*** Provided data Section Begins ***

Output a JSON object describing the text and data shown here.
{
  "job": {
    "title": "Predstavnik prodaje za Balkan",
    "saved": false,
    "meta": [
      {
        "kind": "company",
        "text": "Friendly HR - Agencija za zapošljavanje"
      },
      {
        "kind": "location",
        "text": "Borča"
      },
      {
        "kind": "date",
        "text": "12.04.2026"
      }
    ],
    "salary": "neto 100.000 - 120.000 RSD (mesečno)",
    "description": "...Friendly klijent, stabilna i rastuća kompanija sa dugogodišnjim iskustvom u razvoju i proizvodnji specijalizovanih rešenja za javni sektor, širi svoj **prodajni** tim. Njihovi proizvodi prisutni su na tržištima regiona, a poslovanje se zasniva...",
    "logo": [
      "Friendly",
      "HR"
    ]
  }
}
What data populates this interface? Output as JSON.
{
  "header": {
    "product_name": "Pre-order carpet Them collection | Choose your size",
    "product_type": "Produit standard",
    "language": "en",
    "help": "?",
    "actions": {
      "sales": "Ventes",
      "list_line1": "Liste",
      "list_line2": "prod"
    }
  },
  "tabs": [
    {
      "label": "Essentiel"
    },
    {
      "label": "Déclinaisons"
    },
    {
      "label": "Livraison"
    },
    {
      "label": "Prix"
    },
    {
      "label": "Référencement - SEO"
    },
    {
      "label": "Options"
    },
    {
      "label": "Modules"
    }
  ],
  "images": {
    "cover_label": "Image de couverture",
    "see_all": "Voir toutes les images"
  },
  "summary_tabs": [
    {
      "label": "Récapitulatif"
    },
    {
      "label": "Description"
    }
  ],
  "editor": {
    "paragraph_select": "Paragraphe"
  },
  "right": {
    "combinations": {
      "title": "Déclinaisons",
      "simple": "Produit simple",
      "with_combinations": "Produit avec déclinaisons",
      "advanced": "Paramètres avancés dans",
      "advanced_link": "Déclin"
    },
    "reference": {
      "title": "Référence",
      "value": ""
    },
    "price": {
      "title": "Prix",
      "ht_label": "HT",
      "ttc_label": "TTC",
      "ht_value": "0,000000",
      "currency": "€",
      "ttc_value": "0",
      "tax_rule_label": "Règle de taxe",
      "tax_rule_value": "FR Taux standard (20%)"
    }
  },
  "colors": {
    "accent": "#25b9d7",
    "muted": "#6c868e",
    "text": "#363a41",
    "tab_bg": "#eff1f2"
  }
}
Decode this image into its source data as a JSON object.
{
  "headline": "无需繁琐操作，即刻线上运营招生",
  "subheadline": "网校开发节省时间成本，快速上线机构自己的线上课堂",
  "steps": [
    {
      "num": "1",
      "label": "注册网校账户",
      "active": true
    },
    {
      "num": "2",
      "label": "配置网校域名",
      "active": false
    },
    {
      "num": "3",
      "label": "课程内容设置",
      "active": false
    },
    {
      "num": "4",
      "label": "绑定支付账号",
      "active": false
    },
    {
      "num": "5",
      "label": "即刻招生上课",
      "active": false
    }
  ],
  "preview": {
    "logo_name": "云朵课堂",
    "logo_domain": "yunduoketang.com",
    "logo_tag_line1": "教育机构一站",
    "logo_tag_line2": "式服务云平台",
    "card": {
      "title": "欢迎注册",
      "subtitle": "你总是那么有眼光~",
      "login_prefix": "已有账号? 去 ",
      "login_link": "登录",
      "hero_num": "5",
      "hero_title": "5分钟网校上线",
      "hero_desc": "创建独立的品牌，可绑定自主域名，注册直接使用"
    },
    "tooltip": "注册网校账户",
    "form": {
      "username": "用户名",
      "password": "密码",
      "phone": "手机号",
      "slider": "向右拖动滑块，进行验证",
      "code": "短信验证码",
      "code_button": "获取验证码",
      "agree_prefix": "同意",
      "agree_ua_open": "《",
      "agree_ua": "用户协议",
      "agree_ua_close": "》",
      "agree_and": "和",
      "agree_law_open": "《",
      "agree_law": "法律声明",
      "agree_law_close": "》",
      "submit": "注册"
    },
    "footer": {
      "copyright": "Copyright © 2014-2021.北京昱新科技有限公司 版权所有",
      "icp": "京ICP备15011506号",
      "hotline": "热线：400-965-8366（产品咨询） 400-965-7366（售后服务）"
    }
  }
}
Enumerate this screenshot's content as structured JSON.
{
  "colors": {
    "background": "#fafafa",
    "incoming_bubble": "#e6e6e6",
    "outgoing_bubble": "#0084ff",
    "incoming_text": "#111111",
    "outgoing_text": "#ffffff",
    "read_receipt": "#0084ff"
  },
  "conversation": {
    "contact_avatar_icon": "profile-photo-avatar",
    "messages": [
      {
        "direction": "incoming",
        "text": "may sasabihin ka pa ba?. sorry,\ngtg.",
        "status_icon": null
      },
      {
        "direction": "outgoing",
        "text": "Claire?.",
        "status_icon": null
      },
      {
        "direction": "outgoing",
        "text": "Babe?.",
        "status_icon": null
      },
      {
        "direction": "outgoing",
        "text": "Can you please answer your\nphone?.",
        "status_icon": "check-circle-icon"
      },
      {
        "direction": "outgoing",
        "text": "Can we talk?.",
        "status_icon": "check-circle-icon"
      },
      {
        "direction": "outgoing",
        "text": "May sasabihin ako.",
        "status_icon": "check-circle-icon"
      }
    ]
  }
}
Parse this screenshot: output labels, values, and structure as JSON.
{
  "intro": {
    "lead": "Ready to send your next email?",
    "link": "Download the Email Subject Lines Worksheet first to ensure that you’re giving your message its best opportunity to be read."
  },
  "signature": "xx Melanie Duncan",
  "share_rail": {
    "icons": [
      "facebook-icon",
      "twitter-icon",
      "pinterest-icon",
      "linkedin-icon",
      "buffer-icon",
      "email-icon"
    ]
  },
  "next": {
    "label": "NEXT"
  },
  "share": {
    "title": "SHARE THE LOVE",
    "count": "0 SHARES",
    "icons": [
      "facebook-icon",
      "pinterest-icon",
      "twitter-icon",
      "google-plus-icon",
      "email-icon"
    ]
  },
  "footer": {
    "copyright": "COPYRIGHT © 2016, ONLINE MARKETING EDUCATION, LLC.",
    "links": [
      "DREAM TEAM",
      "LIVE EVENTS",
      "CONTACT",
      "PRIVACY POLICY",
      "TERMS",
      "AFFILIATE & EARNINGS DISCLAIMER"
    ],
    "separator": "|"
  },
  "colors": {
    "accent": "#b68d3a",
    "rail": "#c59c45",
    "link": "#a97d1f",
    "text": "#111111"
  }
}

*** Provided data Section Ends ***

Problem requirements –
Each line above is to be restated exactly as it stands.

Response –
Output a JSON object describing the text and data shown here.
{
  "job": {
    "title": "Predstavnik prodaje za Balkan",
    "saved": false,
    "meta": [
      {
        "kind": "company",
        "text": "Friendly HR - Agencija za zapošljavanje"
      },
      {
        "kind": "location",
        "text": "Borča"
      },
      {
        "kind": "date",
        "text": "12.04.2026"
      }
    ],
    "salary": "neto 100.000 - 120.000 RSD (mesečno)",
    "description": "...Friendly klijent, stabilna i rastuća kompanija sa dugogodišnjim iskustvom u razvoju i proizvodnji specijalizovanih rešenja za javni sektor, širi svoj **prodajni** tim. Njihovi proizvodi prisutni su na tržištima regiona, a poslovanje se zasniva...",
    "logo": [
      "Friendly",
      "HR"
    ]
  }
}
What data populates this interface? Output as JSON.
{
  "header": {
    "product_name": "Pre-order carpet Them collection | Choose your size",
    "product_type": "Produit standard",
    "language": "en",
    "help": "?",
    "actions": {
      "sales": "Ventes",
      "list_line1": "Liste",
      "list_line2": "prod"
    }
  },
  "tabs": [
    {
      "label": "Essentiel"
    },
    {
      "label": "Déclinaisons"
    },
    {
      "label": "Livraison"
    },
    {
      "label": "Prix"
    },
    {
      "label": "Référencement - SEO"
    },
    {
      "label": "Options"
    },
    {
      "label": "Modules"
    }
  ],
  "images": {
    "cover_label": "Image de couverture",
    "see_all": "Voir toutes les images"
  },
  "summary_tabs": [
    {
      "label": "Récapitulatif"
    },
    {
      "label": "Description"
    }
  ],
  "editor": {
    "paragraph_select": "Paragraphe"
  },
  "right": {
    "combinations": {
      "title": "Déclinaisons",
      "simple": "Produit simple",
      "with_combinations": "Produit avec déclinaisons",
      "advanced": "Paramètres avancés dans",
      "advanced_link": "Déclin"
    },
    "reference": {
      "title": "Référence",
      "value": ""
    },
    "price": {
      "title": "Prix",
      "ht_label": "HT",
      "ttc_label": "TTC",
      "ht_value": "0,000000",
      "currency": "€",
      "ttc_value": "0",
      "tax_rule_label": "Règle de taxe",
      "tax_rule_value": "FR Taux standard (20%)"
    }
  },
  "colors": {
    "accent": "#25b9d7",
    "muted": "#6c868e",
    "text": "#363a41",
    "tab_bg": "#eff1f2"
  }
}
Decode this image into its source data as a JSON object.
{
  "headline": "无需繁琐操作，即刻线上运营招生",
  "subheadline": "网校开发节省时间成本，快速上线机构自己的线上课堂",
  "steps": [
    {
      "num": "1",
      "label": "注册网校账户",
      "active": true
    },
    {
      "num": "2",
      "label": "配置网校域名",
      "active": false
    },
    {
      "num": "3",
      "label": "课程内容设置",
      "active": false
    },
    {
      "num": "4",
      "label": "绑定支付账号",
      "active": false
    },
    {
      "num": "5",
      "label": "即刻招生上课",
      "active": false
    }
  ],
  "preview": {
    "logo_name": "云朵课堂",
    "logo_domain": "yunduoketang.com",
    "logo_tag_line1": "教育机构一站",
    "logo_tag_line2": "式服务云平台",
    "card": {
      "title": "欢迎注册",
      "subtitle": "你总是那么有眼光~",
      "login_prefix": "已有账号? 去 ",
      "login_link": "登录",
      "hero_num": "5",
      "hero_title": "5分钟网校上线",
      "hero_desc": "创建独立的品牌，可绑定自主域名，注册直接使用"
    },
    "tooltip": "注册网校账户",
    "form": {
      "username": "用户名",
      "password": "密码",
      "phone": "手机号",
      "slider": "向右拖动滑块，进行验证",
      "code": "短信验证码",
      "code_button": "获取验证码",
      "agree_prefix": "同意",
      "agree_ua_open": "《",
      "agree_ua": "用户协议",
      "agree_ua_close": "》",
      "agree_and": "和",
      "agree_law_open": "《",
      "agree_law": "法律声明",
      "agree_law_close": "》",
      "submit": "注册"
    },
    "footer": {
      "copyright": "Copyright © 2014-2021.北京昱新科技有限公司 版权所有",
      "icp": "京ICP备15011506号",
      "hotline": "热线：400-965-8366（产品咨询） 400-965-7366（售后服务）"
    }
  }
}
Enumerate this screenshot's content as structured JSON.
{
  "colors": {
    "background": "#fafafa",
    "incoming_bubble": "#e6e6e6",
    "outgoing_bubble": "#0084ff",
    "incoming_text": "#111111",
    "outgoing_text": "#ffffff",
    "read_receipt": "#0084ff"
  },
  "conversation": {
    "contact_avatar_icon": "profile-photo-avatar",
    "messages": [
      {
        "direction": "incoming",
        "text": "may sasabihin ka pa ba?. sorry,\ngtg.",
        "status_icon": null
      },
      {
        "direction": "outgoing",
        "text": "Claire?.",
        "status_icon": null
      },
      {
        "direction": "outgoing",
        "text": "Babe?.",
        "status_icon": null
      },
      {
        "direction": "outgoing",
        "text": "Can you please answer your\nphone?.",
        "status_icon": "check-circle-icon"
      },
      {
        "direction": "outgoing",
        "text": "Can we talk?.",
        "status_icon": "check-circle-icon"
      },
      {
        "direction": "outgoing",
        "text": "May sasabihin ako.",
        "status_icon": "check-circle-icon"
      }
    ]
  }
}
Parse this screenshot: output labels, values, and structure as JSON.
{
  "intro": {
    "lead": "Ready to send your next email?",
    "link": "Download the Email Subject Lines Worksheet first to ensure that you’re giving your message its best opportunity to be read."
  },
  "signature": "xx Melanie Duncan",
  "share_rail": {
    "icons": [
      "facebook-icon",
      "twitter-icon",
      "pinterest-icon",
      "linkedin-icon",
      "buffer-icon",
      "email-icon"
    ]
  },
  "next": {
    "label": "NEXT"
  },
  "share": {
    "title": "SHARE THE LOVE",
    "count": "0 SHARES",
    "icons": [
      "facebook-icon",
      "pinterest-icon",
      "twitter-icon",
      "google-plus-icon",
      "email-icon"
    ]
  },
  "footer": {
    "copyright": "COPYRIGHT © 2016, ONLINE MARKETING EDUCATION, LLC.",
    "links": [
      "DREAM TEAM",
      "LIVE EVENTS",
      "CONTACT",
      "PRIVACY POLICY",
      "TERMS",
      "AFFILIATE & EARNINGS DISCLAIMER"
    ],
    "separator": "|"
  },
  "colors": {
    "accent": "#b68d3a",
    "rail": "#c59c45",
    "link": "#a97d1f",
    "text": "#111111"
  }
}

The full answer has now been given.